3. Hengge UR, Currie BJ, Jäger G, Lupi O, Schwartz RA. Scabies: a ubiquitous neglected skin disease. Lancet Infect Dis. 2006;6:769-79.
4. Subramaniam G, Kaliaperumal K, Duraipandian J, Rengasamy G. Norwegian scabies in a malnourished young adult: a case report. J Infect Dev Ctries. 2010;4:349-51.
5. Walton SF, Currie BJ. Problems in Diagnosing Scabies, a Global Disease in Human and Animal Populations. Clin Microbiol Rev. 2007;20:268-79.
6. Zafar AB, Beidas SO, Sylvester LK. Control of transmission of Norwegian scabies. Infect Control Hosp Epidemiol. 2002;23:278-9.
How to cite this article: Lima FCR, Cerqueira AMM, Guimarães MBS, Padilha CBS, Craide FH, Bombardelli M. Crusted scabies due to indiscriminate use of glucocorticoid therapy in infant. An Bras Dermatol. 2017;92(3):383-5.
FIgure 6: Histopathology: Psoriasiform acanthosis

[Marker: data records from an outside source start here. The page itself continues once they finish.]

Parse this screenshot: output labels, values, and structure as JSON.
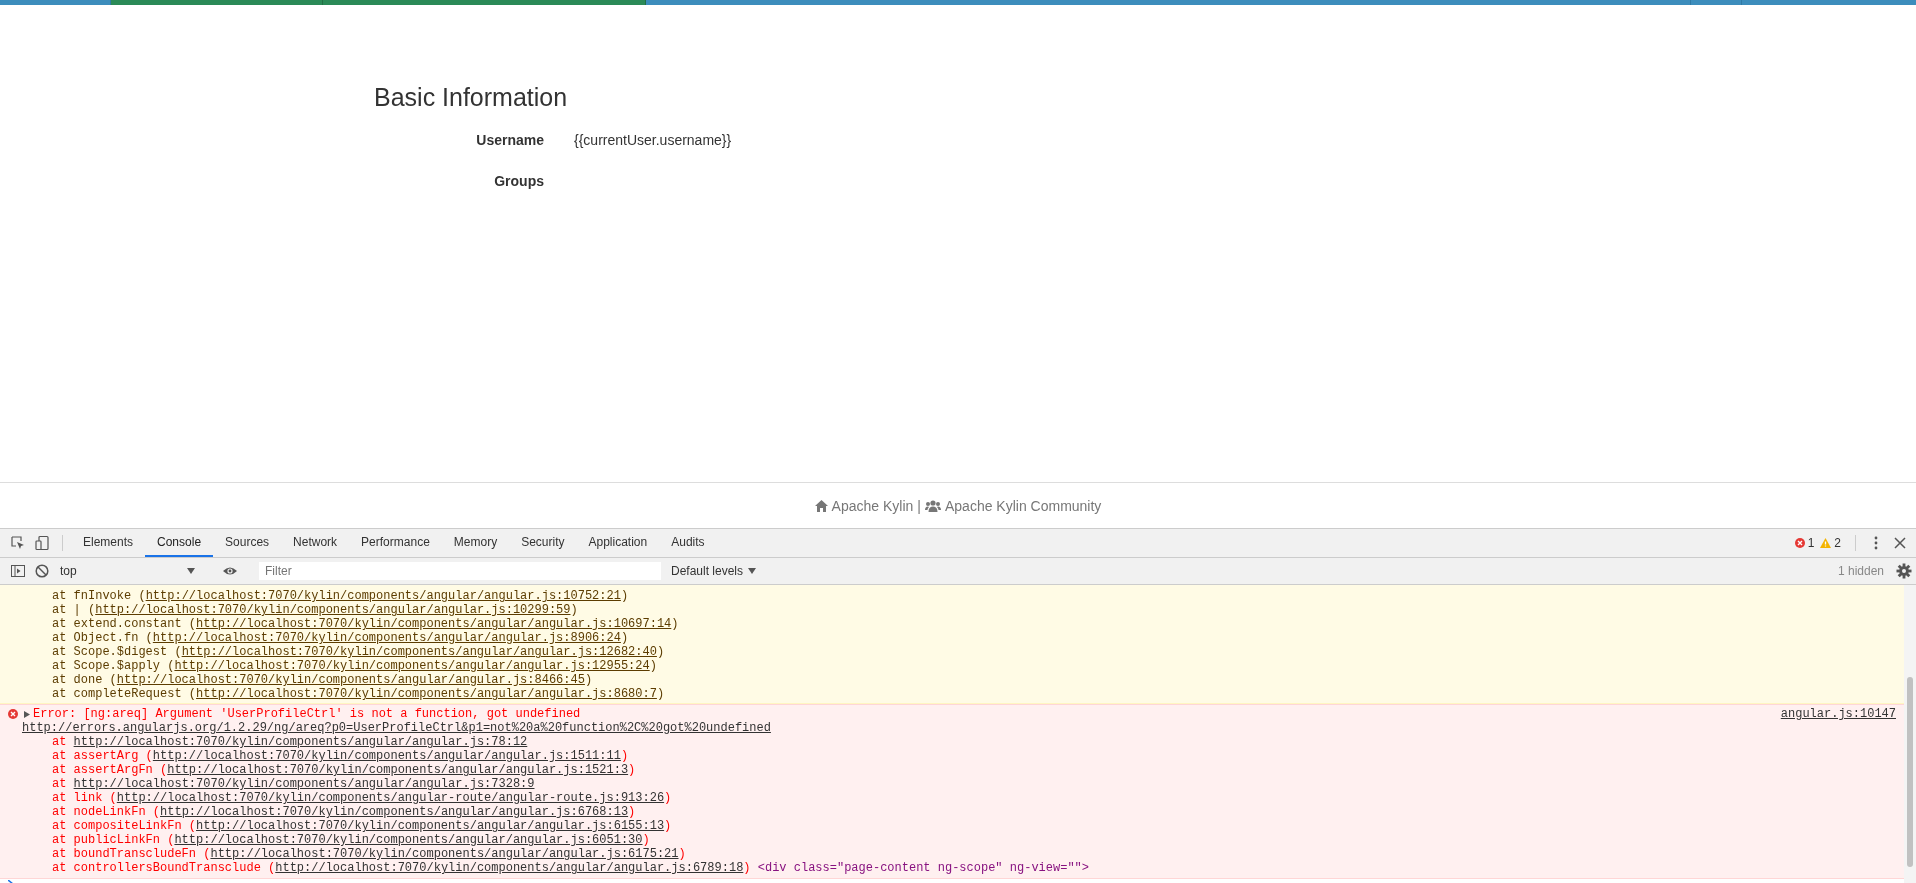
{
  "profile": {
    "title": "Basic Information",
    "fields": [
      {
        "label": "Username",
        "value": "{{currentUser.username}}"
      },
      {
        "label": "Groups"
      }
    ]
  },
  "footer": {
    "links": [
      {
        "kind": "home",
        "text": "Apache Kylin"
      },
      {
        "kind": "users",
        "text": "Apache Kylin Community"
      }
    ],
    "separator": "|"
  },
  "devtools": {
    "tabs": [
      {
        "label": "Elements",
        "selected": false
      },
      {
        "label": "Console",
        "selected": true
      },
      {
        "label": "Sources",
        "selected": false
      },
      {
        "label": "Network",
        "selected": false
      },
      {
        "label": "Performance",
        "selected": false
      },
      {
        "label": "Memory",
        "selected": false
      },
      {
        "label": "Security",
        "selected": false
      },
      {
        "label": "Application",
        "selected": false
      },
      {
        "label": "Audits",
        "selected": false
      }
    ],
    "error_count": "1",
    "warning_count": "2",
    "context": "top",
    "filter_placeholder": "Filter",
    "levels": "Default levels",
    "hidden": "1 hidden",
    "messages": [
      {
        "kind": "warning",
        "lines": [
          {
            "text": "at fnInvoke (",
            "link": "http://localhost:7070/kylin/components/angular/angular.js:10752:21",
            "end": ")"
          },
          {
            "text": "at | (",
            "link": "http://localhost:7070/kylin/components/angular/angular.js:10299:59",
            "end": ")"
          },
          {
            "text": "at extend.constant (",
            "link": "http://localhost:7070/kylin/components/angular/angular.js:10697:14",
            "end": ")"
          },
          {
            "text": "at Object.fn (",
            "link": "http://localhost:7070/kylin/components/angular/angular.js:8906:24",
            "end": ")"
          },
          {
            "text": "at Scope.$digest (",
            "link": "http://localhost:7070/kylin/components/angular/angular.js:12682:40",
            "end": ")"
          },
          {
            "text": "at Scope.$apply (",
            "link": "http://localhost:7070/kylin/components/angular/angular.js:12955:24",
            "end": ")"
          },
          {
            "text": "at done (",
            "link": "http://localhost:7070/kylin/components/angular/angular.js:8466:45",
            "end": ")"
          },
          {
            "text": "at completeRequest (",
            "link": "http://localhost:7070/kylin/components/angular/angular.js:8680:7",
            "end": ")"
          }
        ]
      },
      {
        "kind": "error",
        "title": "Error: [ng:areq] Argument 'UserProfileCtrl' is not a function, got undefined",
        "source": "angular.js:10147",
        "url": "http://errors.angularjs.org/1.2.29/ng/areq?p0=UserProfileCtrl&p1=not%20a%20function%2C%20got%20undefined",
        "lines": [
          {
            "text": "at ",
            "link": "http://localhost:7070/kylin/components/angular/angular.js:78:12"
          },
          {
            "text": "at assertArg (",
            "link": "http://localhost:7070/kylin/components/angular/angular.js:1511:11",
            "end": ")"
          },
          {
            "text": "at assertArgFn (",
            "link": "http://localhost:7070/kylin/components/angular/angular.js:1521:3",
            "end": ")"
          },
          {
            "text": "at ",
            "link": "http://localhost:7070/kylin/components/angular/angular.js:7328:9"
          },
          {
            "text": "at link (",
            "link": "http://localhost:7070/kylin/components/angular-route/angular-route.js:913:26",
            "end": ")"
          },
          {
            "text": "at nodeLinkFn (",
            "link": "http://localhost:7070/kylin/components/angular/angular.js:6768:13",
            "end": ")"
          },
          {
            "text": "at compositeLinkFn (",
            "link": "http://localhost:7070/kylin/components/angular/angular.js:6155:13",
            "end": ")"
          },
          {
            "text": "at publicLinkFn (",
            "link": "http://localhost:7070/kylin/components/angular/angular.js:6051:30",
            "end": ")"
          },
          {
            "text": "at boundTranscludeFn (",
            "link": "http://localhost:7070/kylin/components/angular/angular.js:6175:21",
            "end": ")"
          },
          {
            "text": "at controllersBoundTransclude (",
            "link": "http://localhost:7070/kylin/components/angular/angular.js:6789:18",
            "end": ")",
            "extra": "<div class=\"page-content ng-scope\" ng-view=\"\">"
          }
        ]
      }
    ]
  }
}
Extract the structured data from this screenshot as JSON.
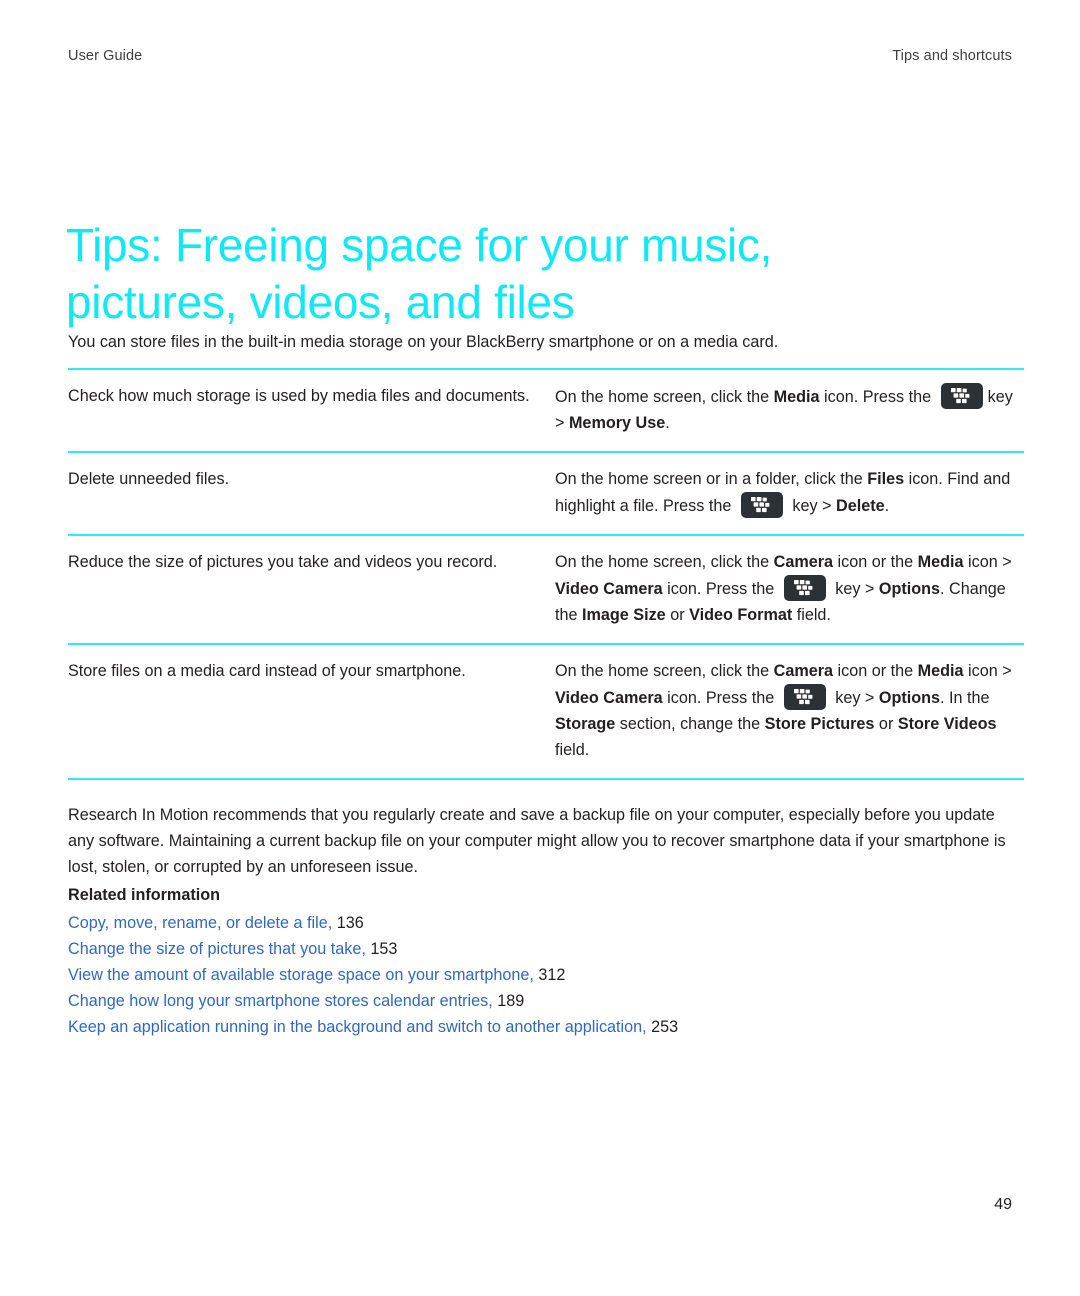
{
  "header": {
    "left": "User Guide",
    "right": "Tips and shortcuts"
  },
  "title": "Tips: Freeing space for your music, pictures, videos, and files",
  "intro": "You can store files in the built-in media storage on your BlackBerry smartphone or on a media card.",
  "colors": {
    "accent_cyan": "#2ee9f7",
    "title_cyan": "#11e8f5",
    "link_blue": "#3267c0",
    "body_text": "#231f20",
    "key_icon_background": "#2b3135"
  },
  "tips_table": {
    "rows": [
      {
        "task": "Check how much storage is used by media files and documents.",
        "action": {
          "line1_prefix": "On the home screen, click the ",
          "line1_bold": "Media",
          "line1_mid": " icon. Press the ",
          "icon": "blackberry-menu-key-icon",
          "line2_prefix": "key > ",
          "line2_bold": "Memory Use",
          "line2_suffix": "."
        }
      },
      {
        "task": "Delete unneeded files.",
        "action": {
          "line1_prefix": "On the home screen or in a folder, click the ",
          "line1_bold": "Files",
          "line1_mid": " icon. Find and highlight a file. Press the ",
          "icon": "blackberry-menu-key-icon",
          "line2_prefix": " key > ",
          "line2_bold": "Delete",
          "line2_suffix": "."
        }
      },
      {
        "task": "Reduce the size of pictures you take and videos you record.",
        "action": {
          "line1_prefix": "On the home screen, click the ",
          "line1_bold": "Camera",
          "line1_mid": " icon or the ",
          "line1_bold2": "Media",
          "line1_mid2": " icon > ",
          "line1_bold3": "Video Camera",
          "line1_mid3": " icon. Press the ",
          "icon": "blackberry-menu-key-icon",
          "line2_prefix": " key > ",
          "line2_bold": "Options",
          "line2_mid": ". Change the ",
          "line2_bold2": "Image Size",
          "line2_mid2": " or ",
          "line2_bold3": "Video Format",
          "line2_suffix": " field."
        }
      },
      {
        "task": "Store files on a media card instead of your smartphone.",
        "action": {
          "line1_prefix": "On the home screen, click the ",
          "line1_bold": "Camera",
          "line1_mid": " icon or the ",
          "line1_bold2": "Media",
          "line1_mid2": " icon > ",
          "line1_bold3": "Video Camera",
          "line1_mid3": " icon. Press the ",
          "icon": "blackberry-menu-key-icon",
          "line2_prefix": " key > ",
          "line2_bold": "Options",
          "line2_mid": ". In the ",
          "line2_bold2": "Storage",
          "line2_mid2": " section, change the ",
          "line2_bold3": "Store Pictures",
          "line2_mid3": " or ",
          "line2_bold4": "Store Videos",
          "line2_suffix": " field."
        }
      }
    ]
  },
  "closing_paragraph": "Research In Motion recommends that you regularly create and save a backup file on your computer, especially before you update any software. Maintaining a current backup file on your computer might allow you to recover smartphone data if your smartphone is lost, stolen, or corrupted by an unforeseen issue.",
  "related": {
    "heading": "Related information",
    "items": [
      {
        "label": "Copy, move, rename, or delete a file,",
        "page": "136"
      },
      {
        "label": "Change the size of pictures that you take,",
        "page": "153"
      },
      {
        "label": "View the amount of available storage space on your smartphone,",
        "page": "312"
      },
      {
        "label": "Change how long your smartphone stores calendar entries,",
        "page": "189"
      },
      {
        "label": "Keep an application running in the background and switch to another application,",
        "page": "253"
      }
    ]
  },
  "folio": "49"
}
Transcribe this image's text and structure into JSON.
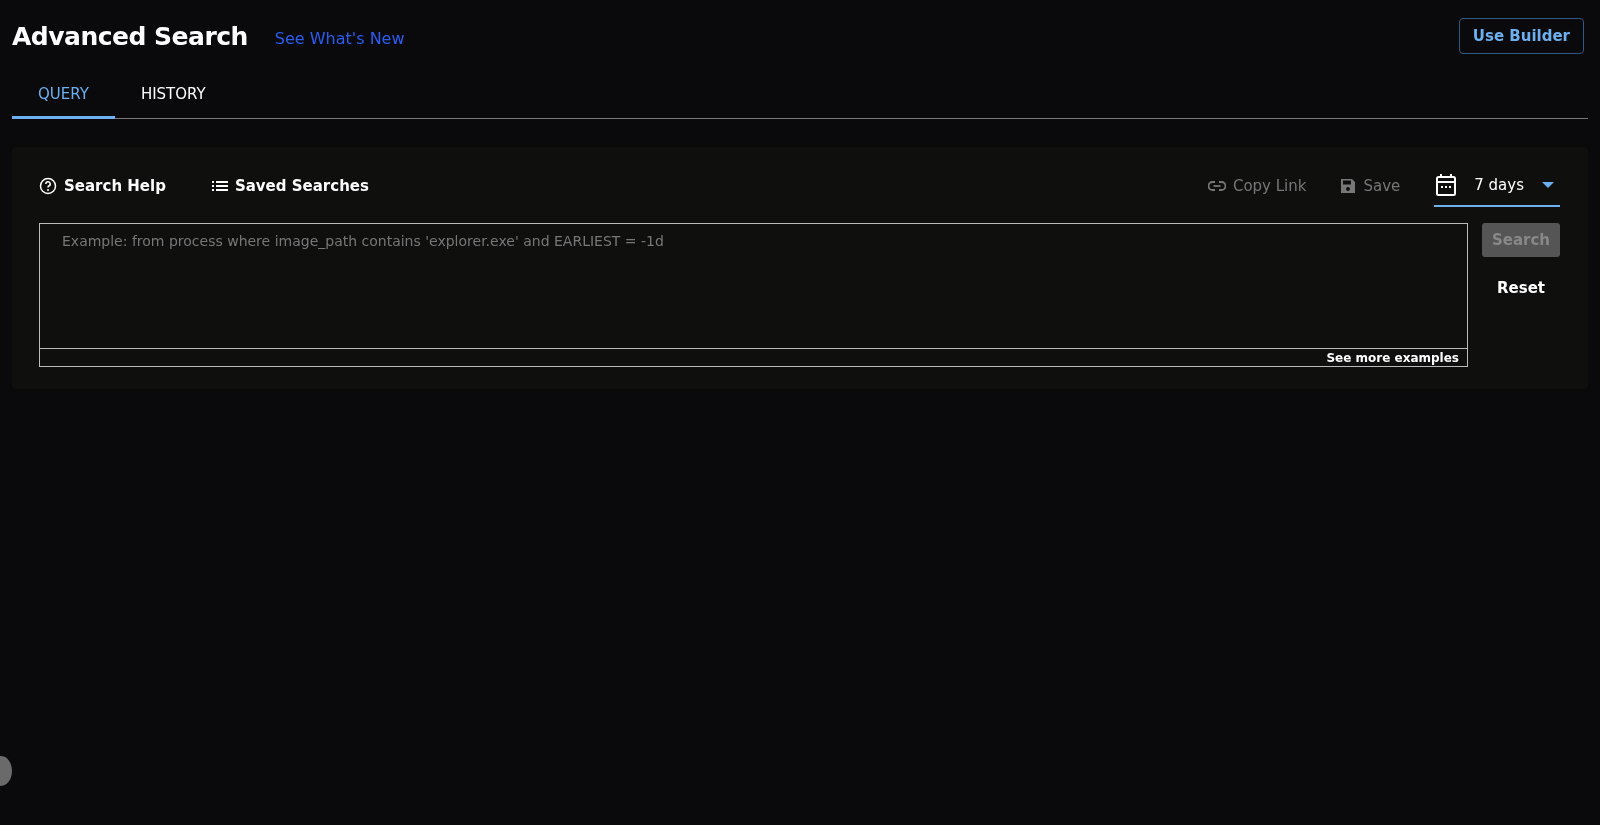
{
  "header": {
    "title": "Advanced Search",
    "link": "See What's New",
    "button": "Use Builder"
  },
  "tabs": [
    {
      "label": "QUERY",
      "selected": true
    },
    {
      "label": "HISTORY",
      "selected": false
    }
  ],
  "toolbar": {
    "left": [
      {
        "label": "Search Help",
        "kind": "help"
      },
      {
        "label": "Saved Searches",
        "kind": "list"
      }
    ],
    "right": [
      {
        "label": "Copy Link",
        "kind": "link",
        "disabled": true
      },
      {
        "label": "Save",
        "kind": "save",
        "disabled": true
      }
    ],
    "range": "7 days"
  },
  "query": {
    "placeholder": "Example: from process where image_path contains 'explorer.exe' and EARLIEST = -1d",
    "examples_link": "See more examples"
  },
  "actions": [
    {
      "label": "Search",
      "kind": "primary",
      "disabled": true
    },
    {
      "label": "Reset",
      "kind": "plain",
      "disabled": false
    }
  ]
}
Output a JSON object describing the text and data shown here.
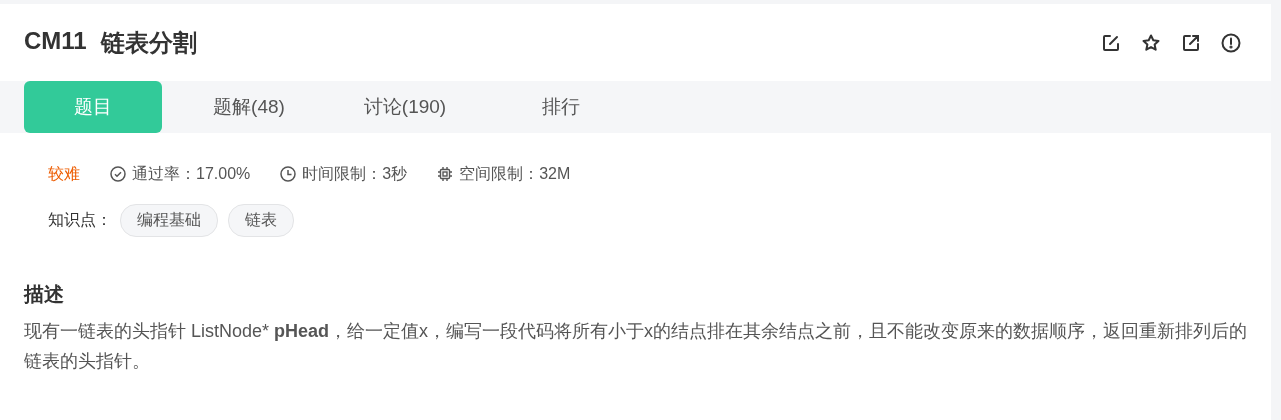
{
  "problem": {
    "code": "CM11",
    "title": "链表分割"
  },
  "tabs": [
    {
      "label": "题目",
      "selected": true
    },
    {
      "label": "题解(48)",
      "selected": false
    },
    {
      "label": "讨论(190)",
      "selected": false
    },
    {
      "label": "排行",
      "selected": false
    }
  ],
  "difficulty": "较难",
  "stats": [
    {
      "kind": "pass",
      "text": "通过率：17.00%"
    },
    {
      "kind": "time",
      "text": "时间限制：3秒"
    },
    {
      "kind": "memory",
      "text": "空间限制：32M"
    }
  ],
  "knowledge": {
    "label": "知识点：",
    "tags": [
      "编程基础",
      "链表"
    ]
  },
  "description": {
    "heading": "描述",
    "text": "现有一链表的头指针 ListNode* **pHead**，给一定值x，编写一段代码将所有小于x的结点排在其余结点之前，且不能改变原来的数据顺序，返回重新排列后的链表的头指针。"
  }
}
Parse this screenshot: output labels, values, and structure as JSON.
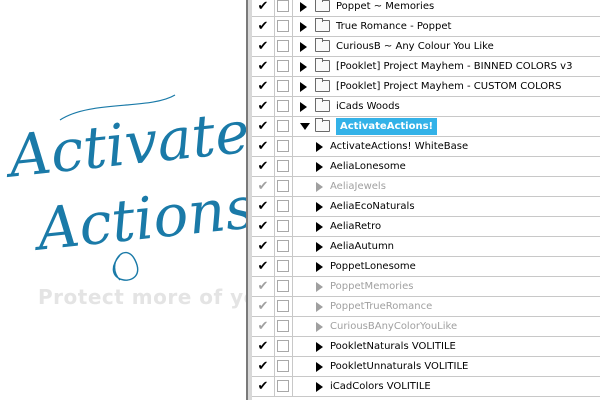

with tunnels in the stratum corneum and presence of the parasite and its waste (x40)